#### [Exercise prompt]
Your reply should reproduce each entry exactly and contain no pictures.

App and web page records

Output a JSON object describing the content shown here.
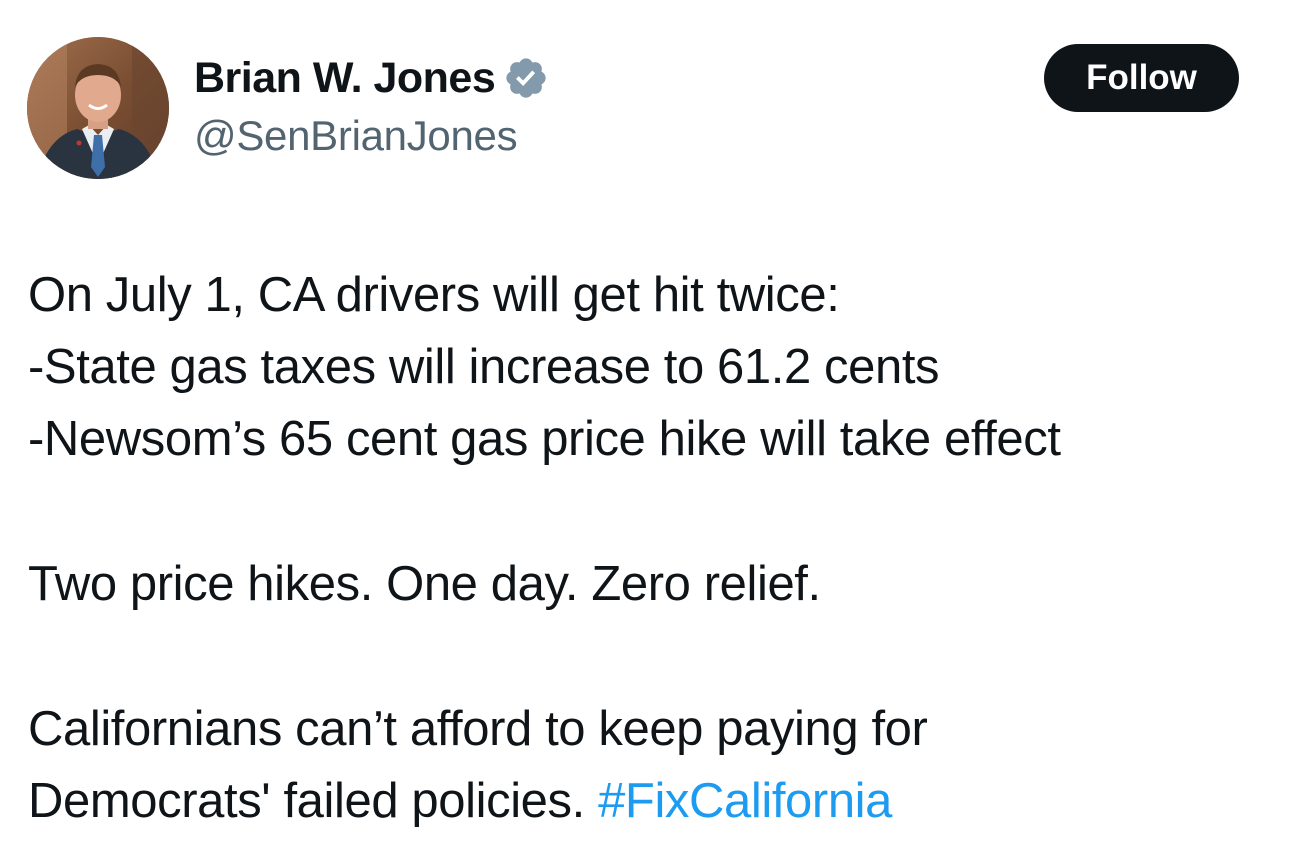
{
  "author": {
    "display_name": "Brian W. Jones",
    "handle": "@SenBrianJones",
    "verified_icon": "verified-badge-icon",
    "verified_color": "#829aab"
  },
  "actions": {
    "follow_label": "Follow"
  },
  "tweet": {
    "line1": "On July 1, CA drivers will get hit twice:",
    "line2": "-State gas taxes will increase to 61.2 cents",
    "line3": "-Newsom’s 65 cent gas price hike will take effect",
    "line4": "Two price hikes. One day. Zero relief.",
    "line5": "Californians can’t afford to keep paying for",
    "line6_text": "Democrats' failed policies. ",
    "hashtag": "#FixCalifornia"
  },
  "colors": {
    "text": "#0f1419",
    "secondary": "#536471",
    "link": "#1d9bf0",
    "button_bg": "#0f1419"
  }
}
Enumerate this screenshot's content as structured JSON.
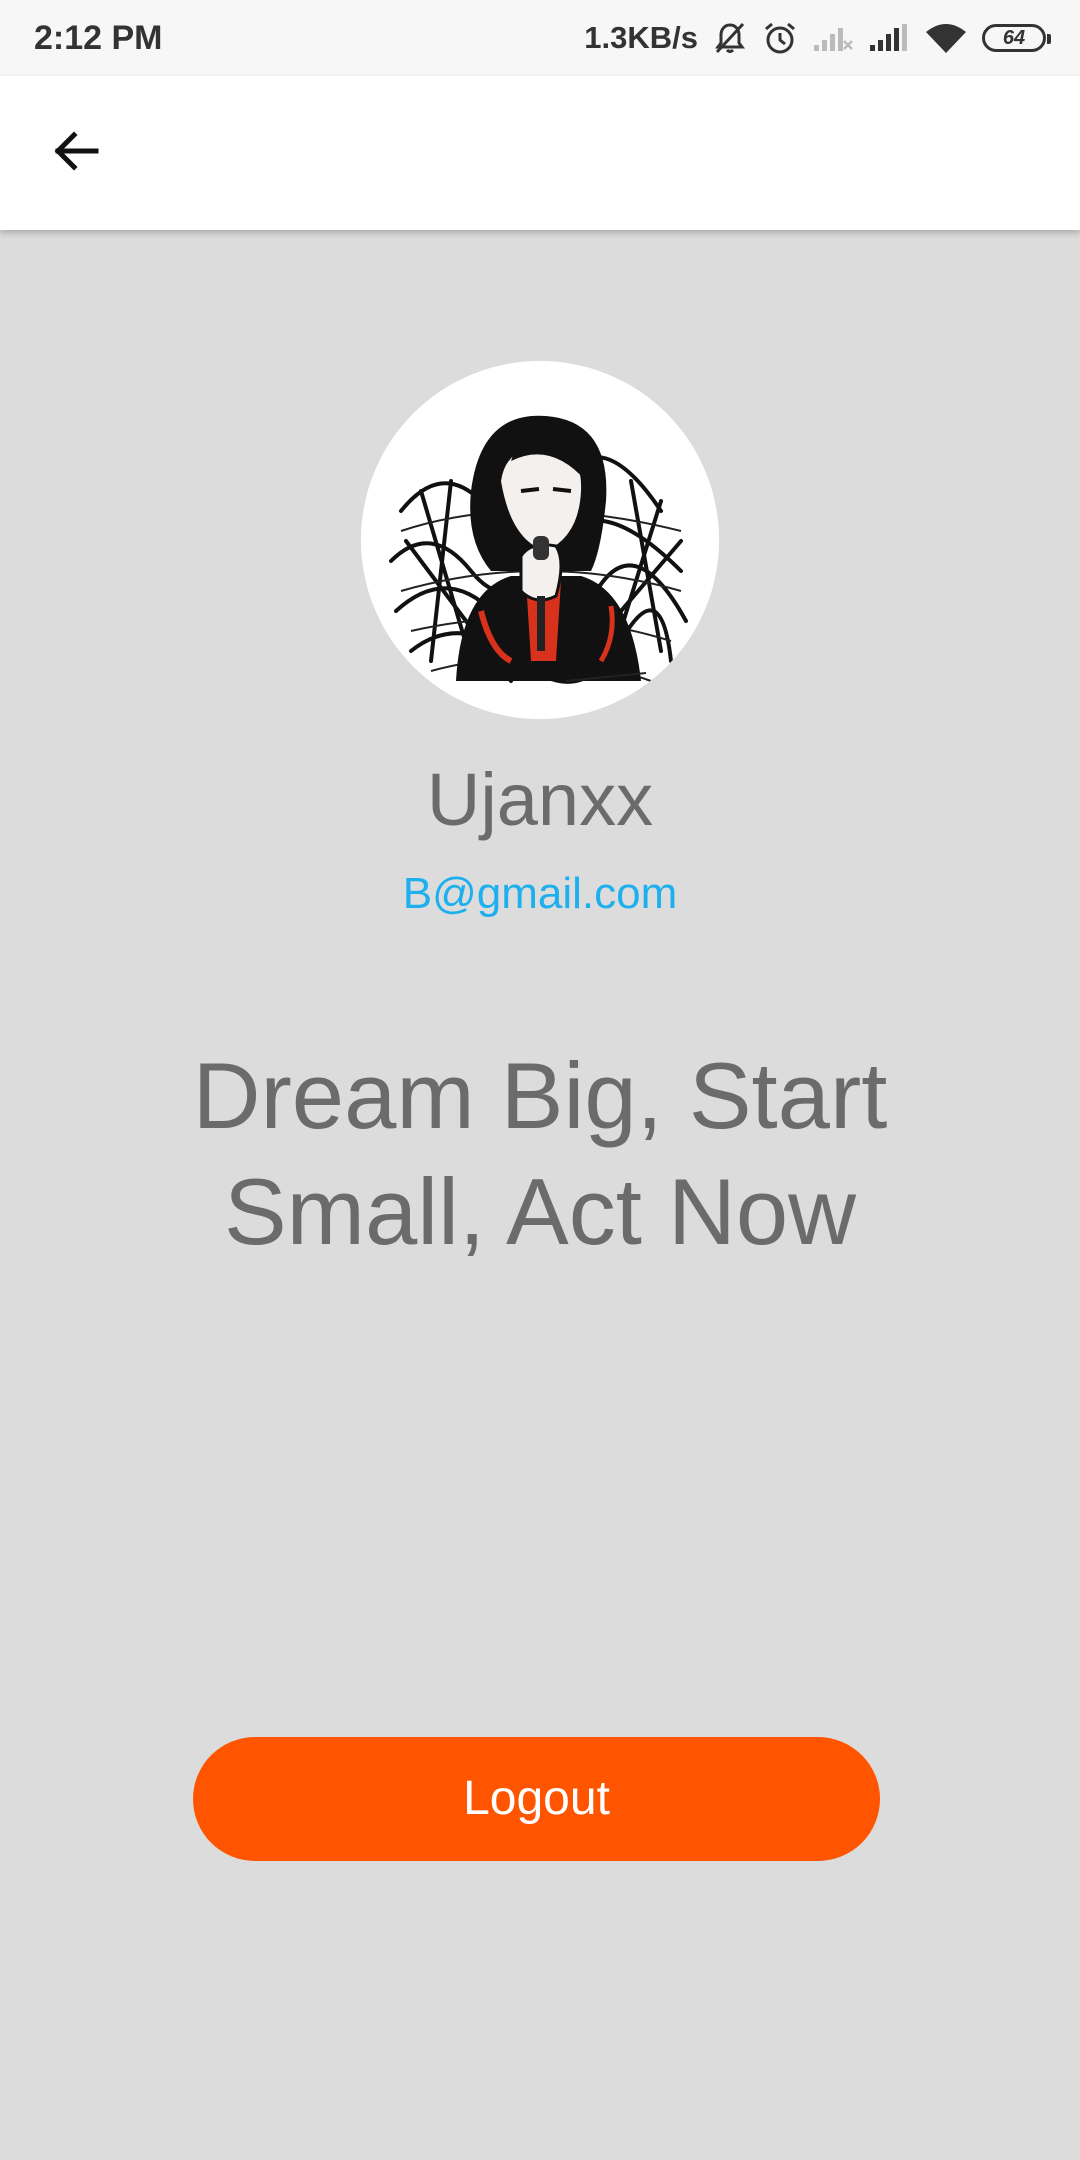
{
  "status_bar": {
    "time": "2:12 PM",
    "net_speed": "1.3KB/s",
    "battery_level": "64",
    "icons": [
      "mute-bell-icon",
      "alarm-icon",
      "signal-weak-icon",
      "signal-icon",
      "wifi-icon",
      "battery-icon"
    ]
  },
  "app_bar": {
    "back_icon": "arrow-left-icon"
  },
  "profile": {
    "avatar": "illustrated-portrait",
    "name": "Ujanxx",
    "email": "B@gmail.com",
    "quote": "Dream Big, Start Small, Act Now"
  },
  "actions": {
    "logout_label": "Logout"
  },
  "colors": {
    "background": "#dcdcdc",
    "accent": "#ff5500",
    "email": "#1eb0ee",
    "text": "#6b6b6b"
  }
}
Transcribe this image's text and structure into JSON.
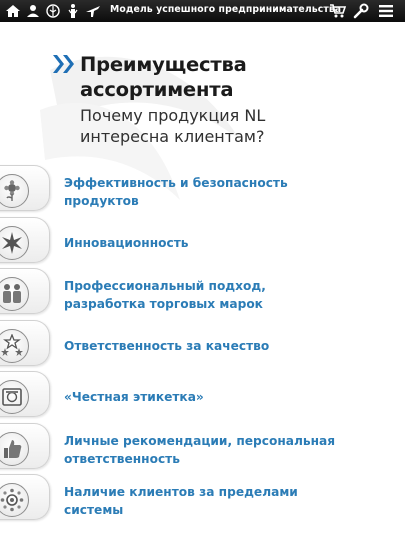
{
  "topbar": {
    "title": "Модель успешного предпринимательства",
    "left_icons": [
      "home-icon",
      "user-icon",
      "tree-icon",
      "people-icon",
      "airplane-icon"
    ],
    "right_icons": [
      "cart-icon",
      "tools-icon",
      "menu-icon"
    ]
  },
  "header": {
    "title_line1": "Преимущества",
    "title_line2": "ассортимента",
    "subtitle_line1": "Почему продукция NL",
    "subtitle_line2": "интересна клиентам?"
  },
  "items": [
    {
      "icon": "flower-icon",
      "line1": "Эффективность и безопасность",
      "line2": "продуктов"
    },
    {
      "icon": "star-burst-icon",
      "line1": "Инновационность",
      "line2": ""
    },
    {
      "icon": "handshake-team-icon",
      "line1": "Профессиональный подход,",
      "line2": "разработка торговых марок"
    },
    {
      "icon": "stars-icon",
      "line1": "Ответственность за качество",
      "line2": ""
    },
    {
      "icon": "label-icon",
      "line1": "«Честная этикетка»",
      "line2": ""
    },
    {
      "icon": "thumbs-up-icon",
      "line1": "Личные рекомендации, персональная",
      "line2": "ответственность"
    },
    {
      "icon": "globe-people-icon",
      "line1": "Наличие клиентов за пределами",
      "line2": "системы"
    }
  ],
  "colors": {
    "accent": "#2b7cb6",
    "chevron": "#1f6fb5",
    "topbar": "#111111"
  }
}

#### [Solution to this problem]
Output a JSON object describing the content shown here.
{
  "author": {
    "display_name": "Brian W. Jones",
    "handle": "@SenBrianJones",
    "verified_icon": "verified-badge-icon",
    "verified_color": "#829aab"
  },
  "actions": {
    "follow_label": "Follow"
  },
  "tweet": {
    "line1": "On July 1, CA drivers will get hit twice:",
    "line2": "-State gas taxes will increase to 61.2 cents",
    "line3": "-Newsom’s 65 cent gas price hike will take effect",
    "line4": "Two price hikes. One day. Zero relief.",
    "line5": "Californians can’t afford to keep paying for",
    "line6_text": "Democrats' failed policies. ",
    "hashtag": "#FixCalifornia"
  },
  "colors": {
    "text": "#0f1419",
    "secondary": "#536471",
    "link": "#1d9bf0",
    "button_bg": "#0f1419"
  }
}
Enumerate this screenshot's content as structured JSON.
{
  "status_bar": {
    "time": "2:12 PM",
    "net_speed": "1.3KB/s",
    "battery_level": "64",
    "icons": [
      "mute-bell-icon",
      "alarm-icon",
      "signal-weak-icon",
      "signal-icon",
      "wifi-icon",
      "battery-icon"
    ]
  },
  "app_bar": {
    "back_icon": "arrow-left-icon"
  },
  "profile": {
    "avatar": "illustrated-portrait",
    "name": "Ujanxx",
    "email": "B@gmail.com",
    "quote": "Dream Big, Start Small, Act Now"
  },
  "actions": {
    "logout_label": "Logout"
  },
  "colors": {
    "background": "#dcdcdc",
    "accent": "#ff5500",
    "email": "#1eb0ee",
    "text": "#6b6b6b"
  }
}
Transcribe this image's text and structure into JSON.
{
  "topbar": {
    "title": "Модель успешного предпринимательства",
    "left_icons": [
      "home-icon",
      "user-icon",
      "tree-icon",
      "people-icon",
      "airplane-icon"
    ],
    "right_icons": [
      "cart-icon",
      "tools-icon",
      "menu-icon"
    ]
  },
  "header": {
    "title_line1": "Преимущества",
    "title_line2": "ассортимента",
    "subtitle_line1": "Почему продукция NL",
    "subtitle_line2": "интересна клиентам?"
  },
  "items": [
    {
      "icon": "flower-icon",
      "line1": "Эффективность и безопасность",
      "line2": "продуктов"
    },
    {
      "icon": "star-burst-icon",
      "line1": "Инновационность",
      "line2": ""
    },
    {
      "icon": "handshake-team-icon",
      "line1": "Профессиональный подход,",
      "line2": "разработка торговых марок"
    },
    {
      "icon": "stars-icon",
      "line1": "Ответственность за качество",
      "line2": ""
    },
    {
      "icon": "label-icon",
      "line1": "«Честная этикетка»",
      "line2": ""
    },
    {
      "icon": "thumbs-up-icon",
      "line1": "Личные рекомендации, персональная",
      "line2": "ответственность"
    },
    {
      "icon": "globe-people-icon",
      "line1": "Наличие клиентов за пределами",
      "line2": "системы"
    }
  ],
  "colors": {
    "accent": "#2b7cb6",
    "chevron": "#1f6fb5",
    "topbar": "#111111"
  }
}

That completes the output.